To redirect your younger cat's energy from the older one, you need lots of options for where to redirect it. You mentioned in a comment that you do have a wand toy for him; get more. Offer him a variety (and if he's inclined to damaging them when left unattended, find a place to hide them that's inaccessible--I personally use heavy dresser drawers my cat can't pull open). There's lots of options of wand toys on the market--feathery ones, ribbon ones, springy ones, ones with prey toys on the end, and so on.
If he likes those, look into similar toys, as well; there are bases and scratching posts with toys on "springs," cat towers that have dangly toy attachments (and also have the benefit of giving him something to race up and down, or a possible refuge for the other cat), toys that hang from doorknobs, and toys on elastic that hang from door frames.
Try a laser pointer with him. In spite of reports that they're "cruel," every cat I've ever interacted with genuinely enjoys the chase and isn't bothered by not being able to "catch" the toy. It's one of the fastest ways to burn off excess feline energy, and can be entertaining for you as well, especially if you have a hardwood or tile floor.
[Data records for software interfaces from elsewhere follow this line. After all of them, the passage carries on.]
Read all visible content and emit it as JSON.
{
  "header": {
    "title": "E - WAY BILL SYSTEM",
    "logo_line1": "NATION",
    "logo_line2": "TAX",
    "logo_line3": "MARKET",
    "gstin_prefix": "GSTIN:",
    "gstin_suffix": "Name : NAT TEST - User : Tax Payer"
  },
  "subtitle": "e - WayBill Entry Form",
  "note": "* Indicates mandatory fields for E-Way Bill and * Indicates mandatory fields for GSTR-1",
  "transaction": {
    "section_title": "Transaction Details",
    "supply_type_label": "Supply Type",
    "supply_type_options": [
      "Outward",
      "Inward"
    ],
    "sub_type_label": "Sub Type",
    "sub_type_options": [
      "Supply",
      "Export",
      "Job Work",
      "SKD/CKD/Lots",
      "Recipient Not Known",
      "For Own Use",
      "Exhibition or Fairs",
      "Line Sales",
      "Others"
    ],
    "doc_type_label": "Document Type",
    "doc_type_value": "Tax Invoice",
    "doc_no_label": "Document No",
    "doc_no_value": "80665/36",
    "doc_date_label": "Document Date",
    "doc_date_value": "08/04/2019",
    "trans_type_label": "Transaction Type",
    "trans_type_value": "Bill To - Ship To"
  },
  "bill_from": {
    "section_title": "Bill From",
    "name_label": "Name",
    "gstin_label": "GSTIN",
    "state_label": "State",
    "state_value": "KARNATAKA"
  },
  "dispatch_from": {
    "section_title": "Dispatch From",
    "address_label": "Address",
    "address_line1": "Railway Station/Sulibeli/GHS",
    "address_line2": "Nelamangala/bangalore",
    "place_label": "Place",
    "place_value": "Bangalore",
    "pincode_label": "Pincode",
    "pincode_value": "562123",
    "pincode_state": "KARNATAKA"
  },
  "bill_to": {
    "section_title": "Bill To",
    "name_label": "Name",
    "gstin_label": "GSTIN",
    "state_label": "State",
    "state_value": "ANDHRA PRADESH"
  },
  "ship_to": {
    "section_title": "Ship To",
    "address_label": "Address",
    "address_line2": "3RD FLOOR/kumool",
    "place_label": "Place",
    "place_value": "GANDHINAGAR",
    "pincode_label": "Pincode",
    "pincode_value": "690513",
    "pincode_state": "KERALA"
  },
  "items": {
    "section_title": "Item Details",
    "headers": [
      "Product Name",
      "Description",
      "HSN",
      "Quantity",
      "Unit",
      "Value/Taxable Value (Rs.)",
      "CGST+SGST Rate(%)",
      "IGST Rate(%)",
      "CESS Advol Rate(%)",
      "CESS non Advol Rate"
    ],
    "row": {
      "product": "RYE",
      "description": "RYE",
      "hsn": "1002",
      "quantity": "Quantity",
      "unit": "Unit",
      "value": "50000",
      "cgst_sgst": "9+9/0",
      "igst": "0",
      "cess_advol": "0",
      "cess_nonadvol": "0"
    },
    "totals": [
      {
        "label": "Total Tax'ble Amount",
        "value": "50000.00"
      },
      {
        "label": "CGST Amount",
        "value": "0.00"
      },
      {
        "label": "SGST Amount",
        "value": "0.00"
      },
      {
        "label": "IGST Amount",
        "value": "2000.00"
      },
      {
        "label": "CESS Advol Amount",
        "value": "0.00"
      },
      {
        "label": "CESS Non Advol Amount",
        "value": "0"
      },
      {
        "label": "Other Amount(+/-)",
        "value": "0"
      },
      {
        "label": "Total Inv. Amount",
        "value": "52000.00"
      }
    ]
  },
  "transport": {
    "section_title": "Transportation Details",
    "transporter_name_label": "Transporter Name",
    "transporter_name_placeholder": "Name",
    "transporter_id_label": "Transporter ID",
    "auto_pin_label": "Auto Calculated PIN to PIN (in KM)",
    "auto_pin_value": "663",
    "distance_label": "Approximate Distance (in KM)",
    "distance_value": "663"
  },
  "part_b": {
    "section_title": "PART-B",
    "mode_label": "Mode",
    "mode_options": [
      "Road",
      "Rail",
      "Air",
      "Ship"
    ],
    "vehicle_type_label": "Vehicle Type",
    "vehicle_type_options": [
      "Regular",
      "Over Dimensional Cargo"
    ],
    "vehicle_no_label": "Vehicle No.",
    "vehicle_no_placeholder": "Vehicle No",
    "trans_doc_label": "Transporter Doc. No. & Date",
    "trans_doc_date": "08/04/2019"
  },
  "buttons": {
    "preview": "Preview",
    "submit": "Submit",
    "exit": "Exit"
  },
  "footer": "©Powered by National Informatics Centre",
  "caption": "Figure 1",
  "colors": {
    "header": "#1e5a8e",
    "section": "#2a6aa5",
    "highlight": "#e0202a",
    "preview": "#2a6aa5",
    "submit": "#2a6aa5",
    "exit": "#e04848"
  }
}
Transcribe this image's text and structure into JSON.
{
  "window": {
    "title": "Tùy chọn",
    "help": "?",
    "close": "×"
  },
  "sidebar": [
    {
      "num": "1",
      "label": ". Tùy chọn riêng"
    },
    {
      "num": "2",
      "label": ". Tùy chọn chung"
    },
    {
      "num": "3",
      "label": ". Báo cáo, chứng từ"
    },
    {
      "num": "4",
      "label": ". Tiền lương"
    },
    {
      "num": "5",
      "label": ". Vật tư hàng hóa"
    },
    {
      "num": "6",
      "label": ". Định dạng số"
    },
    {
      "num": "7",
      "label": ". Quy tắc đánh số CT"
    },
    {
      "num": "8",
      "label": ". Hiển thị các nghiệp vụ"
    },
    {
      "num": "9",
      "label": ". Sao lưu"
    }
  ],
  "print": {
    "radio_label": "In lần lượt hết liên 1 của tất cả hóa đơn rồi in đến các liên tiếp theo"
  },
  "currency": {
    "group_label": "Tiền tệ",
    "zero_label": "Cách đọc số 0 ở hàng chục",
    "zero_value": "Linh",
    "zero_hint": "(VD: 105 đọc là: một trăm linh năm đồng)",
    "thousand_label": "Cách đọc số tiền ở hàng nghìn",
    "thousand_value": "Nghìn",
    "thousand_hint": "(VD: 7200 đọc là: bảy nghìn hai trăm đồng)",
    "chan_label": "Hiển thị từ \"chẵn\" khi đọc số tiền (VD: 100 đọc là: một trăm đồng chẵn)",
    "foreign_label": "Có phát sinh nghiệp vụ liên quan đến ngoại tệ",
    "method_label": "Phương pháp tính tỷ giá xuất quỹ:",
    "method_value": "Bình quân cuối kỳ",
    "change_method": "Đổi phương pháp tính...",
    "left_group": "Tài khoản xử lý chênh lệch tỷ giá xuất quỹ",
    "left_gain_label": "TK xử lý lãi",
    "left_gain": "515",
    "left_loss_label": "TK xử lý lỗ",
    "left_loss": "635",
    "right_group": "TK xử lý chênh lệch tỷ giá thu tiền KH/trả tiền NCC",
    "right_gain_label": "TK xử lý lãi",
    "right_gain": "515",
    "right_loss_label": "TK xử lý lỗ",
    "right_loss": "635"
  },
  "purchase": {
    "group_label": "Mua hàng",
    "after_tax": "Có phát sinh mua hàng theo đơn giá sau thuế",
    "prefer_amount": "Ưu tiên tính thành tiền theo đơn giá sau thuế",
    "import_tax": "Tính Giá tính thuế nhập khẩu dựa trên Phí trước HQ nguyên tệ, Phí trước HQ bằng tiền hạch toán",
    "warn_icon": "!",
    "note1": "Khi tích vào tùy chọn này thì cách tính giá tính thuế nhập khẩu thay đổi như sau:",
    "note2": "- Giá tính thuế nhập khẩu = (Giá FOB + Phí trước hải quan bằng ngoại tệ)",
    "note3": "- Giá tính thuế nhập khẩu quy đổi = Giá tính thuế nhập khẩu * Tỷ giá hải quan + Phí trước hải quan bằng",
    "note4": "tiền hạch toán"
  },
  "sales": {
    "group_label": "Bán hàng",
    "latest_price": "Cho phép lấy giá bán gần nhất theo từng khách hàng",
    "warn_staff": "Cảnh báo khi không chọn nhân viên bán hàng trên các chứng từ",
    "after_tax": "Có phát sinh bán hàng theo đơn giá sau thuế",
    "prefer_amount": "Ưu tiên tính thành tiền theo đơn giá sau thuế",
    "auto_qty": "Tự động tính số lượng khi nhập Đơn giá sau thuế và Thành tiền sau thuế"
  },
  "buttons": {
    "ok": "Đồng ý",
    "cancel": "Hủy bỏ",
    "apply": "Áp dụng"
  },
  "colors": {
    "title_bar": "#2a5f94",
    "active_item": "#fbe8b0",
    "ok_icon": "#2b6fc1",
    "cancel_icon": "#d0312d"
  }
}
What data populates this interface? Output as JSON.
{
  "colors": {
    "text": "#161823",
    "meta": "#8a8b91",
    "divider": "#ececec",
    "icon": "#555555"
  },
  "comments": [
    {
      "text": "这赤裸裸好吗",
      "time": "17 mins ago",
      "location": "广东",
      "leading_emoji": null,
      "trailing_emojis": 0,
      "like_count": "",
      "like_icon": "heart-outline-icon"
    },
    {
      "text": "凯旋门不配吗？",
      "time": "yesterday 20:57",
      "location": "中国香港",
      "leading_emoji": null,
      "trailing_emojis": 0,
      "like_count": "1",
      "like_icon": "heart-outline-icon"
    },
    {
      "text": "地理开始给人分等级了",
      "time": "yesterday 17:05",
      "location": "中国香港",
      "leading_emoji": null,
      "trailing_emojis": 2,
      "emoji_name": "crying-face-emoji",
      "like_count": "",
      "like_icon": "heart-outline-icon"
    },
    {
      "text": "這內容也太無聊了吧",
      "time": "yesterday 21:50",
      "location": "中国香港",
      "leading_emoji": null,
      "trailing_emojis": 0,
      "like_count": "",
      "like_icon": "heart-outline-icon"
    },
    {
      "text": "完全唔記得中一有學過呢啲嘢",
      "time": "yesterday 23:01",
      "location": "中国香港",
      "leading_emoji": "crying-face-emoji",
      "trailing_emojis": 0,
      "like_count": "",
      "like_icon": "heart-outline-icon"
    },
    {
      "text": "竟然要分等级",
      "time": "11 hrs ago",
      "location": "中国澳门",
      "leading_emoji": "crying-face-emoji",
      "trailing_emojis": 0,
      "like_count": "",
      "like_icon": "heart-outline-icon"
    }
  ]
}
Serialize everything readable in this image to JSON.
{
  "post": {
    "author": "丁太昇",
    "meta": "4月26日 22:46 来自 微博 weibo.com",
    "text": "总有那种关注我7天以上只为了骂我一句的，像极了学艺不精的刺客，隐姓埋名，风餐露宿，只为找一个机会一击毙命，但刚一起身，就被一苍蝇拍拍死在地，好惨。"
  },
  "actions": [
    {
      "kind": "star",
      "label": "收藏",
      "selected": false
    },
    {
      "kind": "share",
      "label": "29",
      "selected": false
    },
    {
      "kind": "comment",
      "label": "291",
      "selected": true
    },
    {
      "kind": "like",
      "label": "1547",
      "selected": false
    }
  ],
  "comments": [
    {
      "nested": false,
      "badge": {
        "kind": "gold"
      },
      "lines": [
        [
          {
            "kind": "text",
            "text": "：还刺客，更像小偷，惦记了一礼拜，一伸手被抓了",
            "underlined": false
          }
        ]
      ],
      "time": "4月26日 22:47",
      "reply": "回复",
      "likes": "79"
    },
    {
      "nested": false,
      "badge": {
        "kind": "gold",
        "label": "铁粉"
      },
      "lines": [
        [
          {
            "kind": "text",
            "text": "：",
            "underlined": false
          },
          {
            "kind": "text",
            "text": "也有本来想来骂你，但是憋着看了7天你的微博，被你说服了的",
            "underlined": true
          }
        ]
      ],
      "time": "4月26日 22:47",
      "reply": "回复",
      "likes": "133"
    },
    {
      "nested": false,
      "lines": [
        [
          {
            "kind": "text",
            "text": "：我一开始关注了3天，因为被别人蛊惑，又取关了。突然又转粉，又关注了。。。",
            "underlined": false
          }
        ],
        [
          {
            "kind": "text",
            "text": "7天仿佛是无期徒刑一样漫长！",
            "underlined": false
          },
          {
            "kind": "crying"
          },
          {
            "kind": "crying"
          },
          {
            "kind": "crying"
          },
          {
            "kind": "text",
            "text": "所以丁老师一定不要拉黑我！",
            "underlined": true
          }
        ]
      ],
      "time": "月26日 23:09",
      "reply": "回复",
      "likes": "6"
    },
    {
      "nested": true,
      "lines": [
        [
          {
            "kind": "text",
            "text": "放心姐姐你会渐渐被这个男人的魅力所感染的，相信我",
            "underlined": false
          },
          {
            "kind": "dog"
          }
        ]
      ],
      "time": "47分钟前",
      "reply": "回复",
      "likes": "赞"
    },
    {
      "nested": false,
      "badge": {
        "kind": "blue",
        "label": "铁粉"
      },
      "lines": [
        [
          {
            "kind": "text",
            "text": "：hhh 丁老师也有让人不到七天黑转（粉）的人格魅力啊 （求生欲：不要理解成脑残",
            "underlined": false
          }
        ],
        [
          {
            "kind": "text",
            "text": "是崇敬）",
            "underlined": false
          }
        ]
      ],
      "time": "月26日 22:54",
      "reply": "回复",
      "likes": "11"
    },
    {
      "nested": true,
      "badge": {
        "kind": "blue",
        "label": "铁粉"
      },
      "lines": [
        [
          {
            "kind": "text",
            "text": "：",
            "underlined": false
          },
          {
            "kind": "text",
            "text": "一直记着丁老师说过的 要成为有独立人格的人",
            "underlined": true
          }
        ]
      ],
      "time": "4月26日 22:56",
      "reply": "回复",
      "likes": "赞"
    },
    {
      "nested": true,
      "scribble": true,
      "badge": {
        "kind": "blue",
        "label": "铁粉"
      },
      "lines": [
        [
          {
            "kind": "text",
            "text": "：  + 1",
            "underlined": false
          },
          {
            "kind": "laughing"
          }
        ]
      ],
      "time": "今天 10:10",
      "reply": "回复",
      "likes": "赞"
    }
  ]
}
Try out different kinds of balls. My cats have a selection of hard, plush, crinkle, jingle, "lumpy" (with an unpredictable movement pattern), and pompon balls to play with. On softer ones, you can marinate them in catnip to make them extra appealing and burn off more energy. You can also get track-bound balls, which are balls locked into a larger piece, and which cats enjoy batting around as they try to knock it loose.
Offer different sizes of "prey" toys. Not just the classic little mouse, but the bigger "kicker" styles, in-between sizes, and different shapes. Try different amounts of catnip, different textures, and toys with or without "crinklers" inside.
Periodically, move the couch and throw all the toys that have disappeared under it back into the room to be "fresh" stimulation. Often, they will have been lost so long that they'll feel new to your cat.
Essentially, you'll want to do your best to overstimulate your younger cat. Give him so many choices that there's always some way to redirect him when the older cat wants to be left alone. With safer toys, you can even leave them out while you're at work and let him burn energy while you're away--though you should always make sure all parts are securely attached and there's no damage before letting a toy be an unsupervised toy.